As mothers of school-age children, Heller and Martin are familiar with the discomfort experienced by computer-illiterate teachers. Martin is a former teacher who left the classroom in 1966 for a job with IBM. Heller, who holds a degree in chemistry, got her first job in computers after repeated rejections from companies who said they didn't hire women chemists. "When I looked for a programming job," she says, "I got one in half an hour."

The two women, both 39, met while earning their master's degrees in computer science -- and later teaching -- at the University of Maryland. Both had been asked by their children's teachers to give computer presentations at their schools and were interested in the application of computers to education.

After a trip to the 1980 National Educational Computing Conference in Virginia, "We decided teachers needed a computer-literacy primer," says Martin, "and decided to write one." Published this year, Bits 'n Bytes About Computing (Computer Science Press, 174 pages, $17.95) provides computer basics geared to teachers at all levels and is being revised for a more general audience.

In the Washington area, say Heller and Martin, about 60 percent of students have some access to computers. The goal in Montgomery County is that within four years, every high school student will have access to 120 minutes of computer time per week, every junior high student for 90 minutes and every elementary student for 50 minutes.

"That's a good model," says Heller. "But the leader is Minnesota, where they've mandated computer training for teachers."

Along with the booming use of computers has come a change in what it means to be computer literate. "In the past," says Martin, "having an awareness and appreciation for computers was sufficient for computer literacy.

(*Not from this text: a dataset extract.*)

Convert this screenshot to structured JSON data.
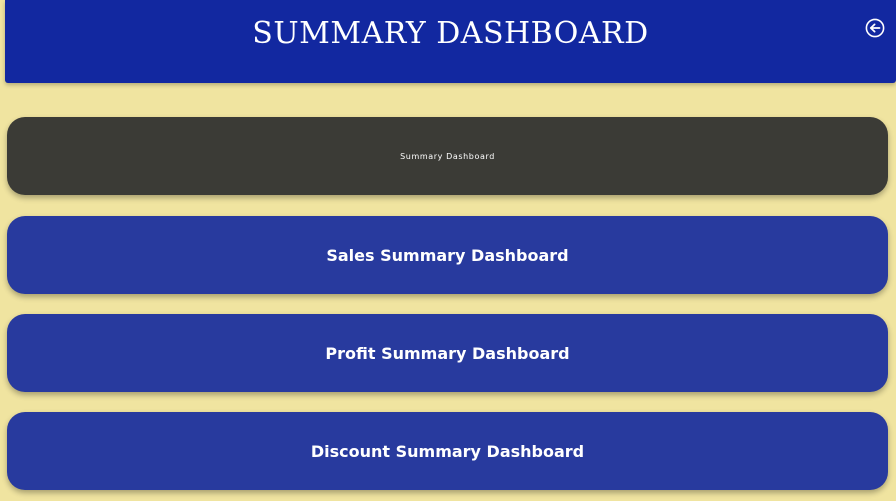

But now we're living in a society where, by the time you get to the office, you've come in contact with at least 50 computerized effects. So you need a functional knowledge of computers."

The National Science Foundation, they say, considers a person computer-literate if he or she knows:

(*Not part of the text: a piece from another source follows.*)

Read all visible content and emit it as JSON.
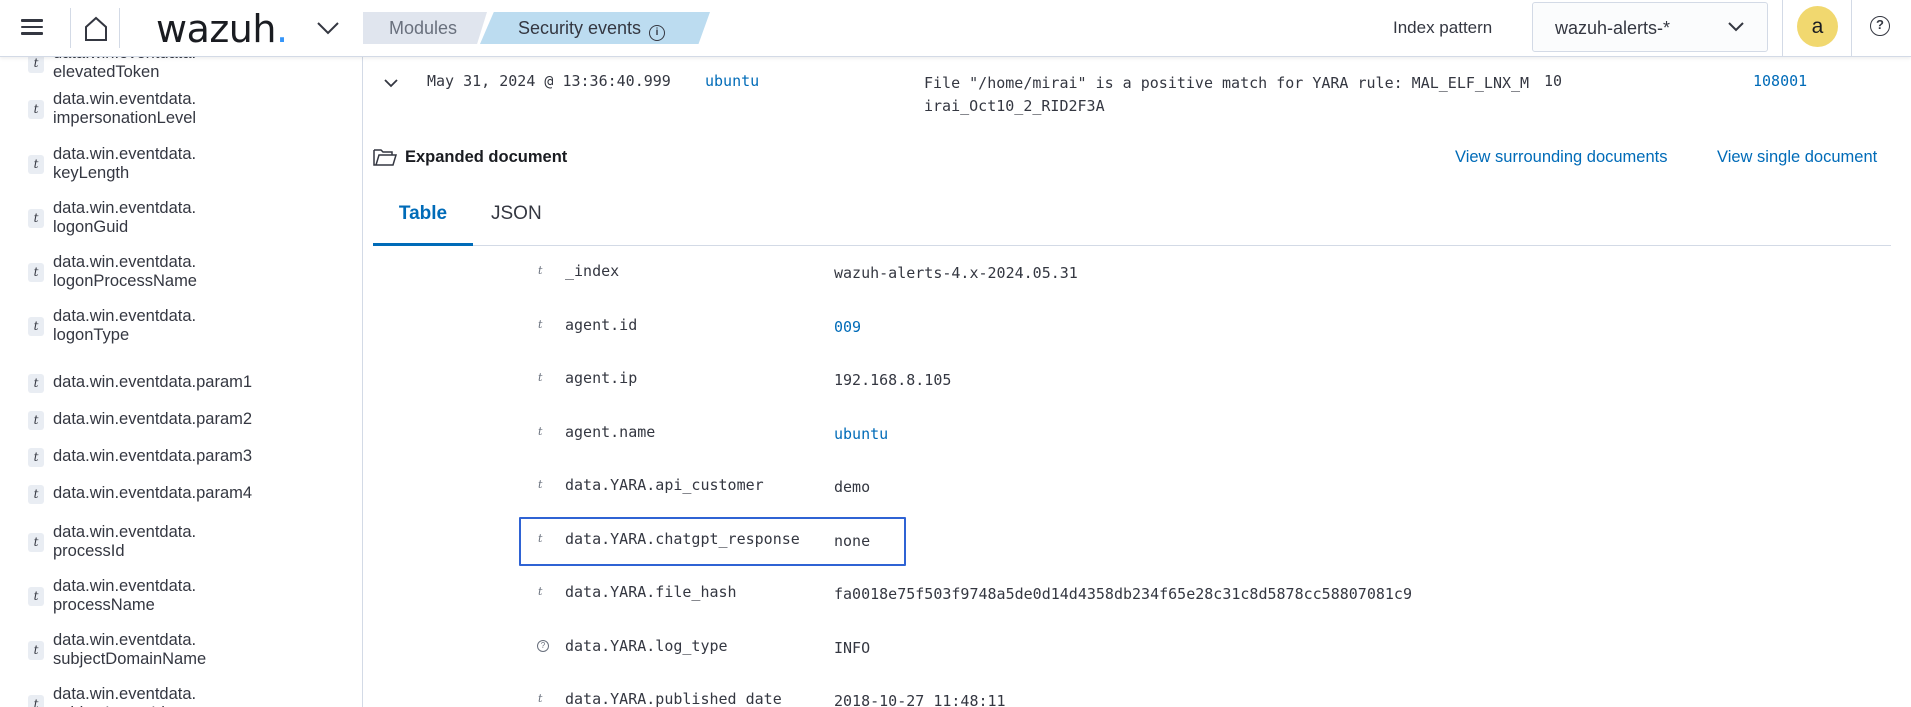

1. How a computer works. (Reminder: It has five functional parts -- the input to enter information, the memory which stores information, the central processing unit which causes all the other parts to do their job, the arithmetic and logical unit which gets the work done and the output unit where the work is displayed.)

2. The step-by-step technique for problem-solving. While the ability to write a program isn't necessary, "You should have a basic understanding," says Heller, "of how it's done."

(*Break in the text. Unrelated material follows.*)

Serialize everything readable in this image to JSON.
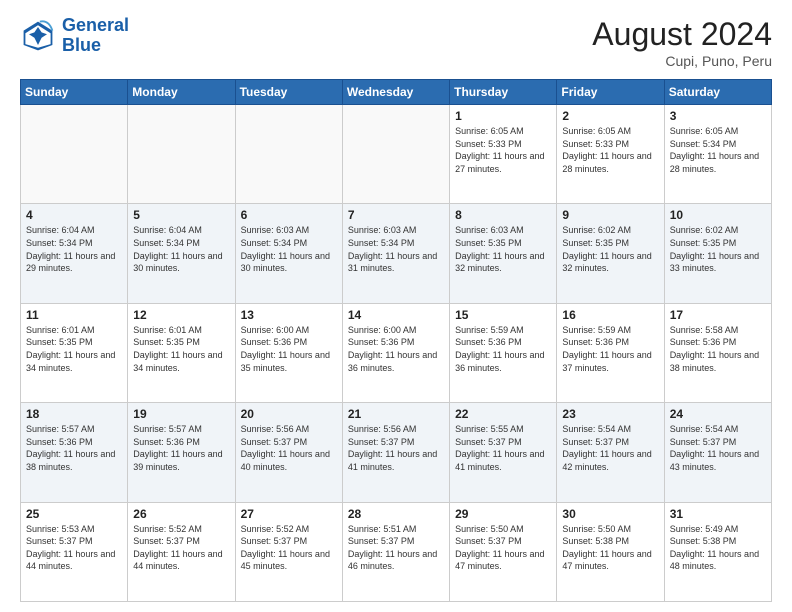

3. Social implications of computer use. "Equity is a big issue," says Martin. "People with access to computer power have a great edge over those who don't. There's a place in California called Computertown U.S.A. where the public has free access to computers through the libraries. Residents can even check out a kid to help them use it."

4. Computer applications. "There is hardly an area in our lives that is not affected in some way by computers."

The key to computer literacy, says Heller, "is demystifying the machine. A computer is simply a problem-solving tool that causes you to think in a very different way. Adults need to realize they must approach problems in an organized, logical fashion."

Children take to computers more easily than adults, claims Martin, "because they're naturally curious and they don't have the same baggage adults do. Adults have a lot of subconscious negative attitudes about computers. They may remember a science-fiction story about a computer that killed people, or they may have had their checking account balance messed up by one, or they may fear a computer will take over their job."

Most adults, says Heller, "tend to think in terms of right and wrong rather than of process. If they get an error message, they may get upset or feel foolish and quit. But with computers it's okay not to be right the first time. You have to de-bug and refine. The emphasis is on problem-solving rather than getting the right answer."

Computer companies are courting the technologically timid, they note, by making new machines more "user-friendly." "Instead of having commands labeled 'abort' -- which can be hard for an adult to deal with," says Heller, "they're using less loaded words that you don't have to be a programmer to understand."

Often adults need time and practice to be comfortable with computers. "Some," Heller admits, "will never be comfortable. But others will get hooked."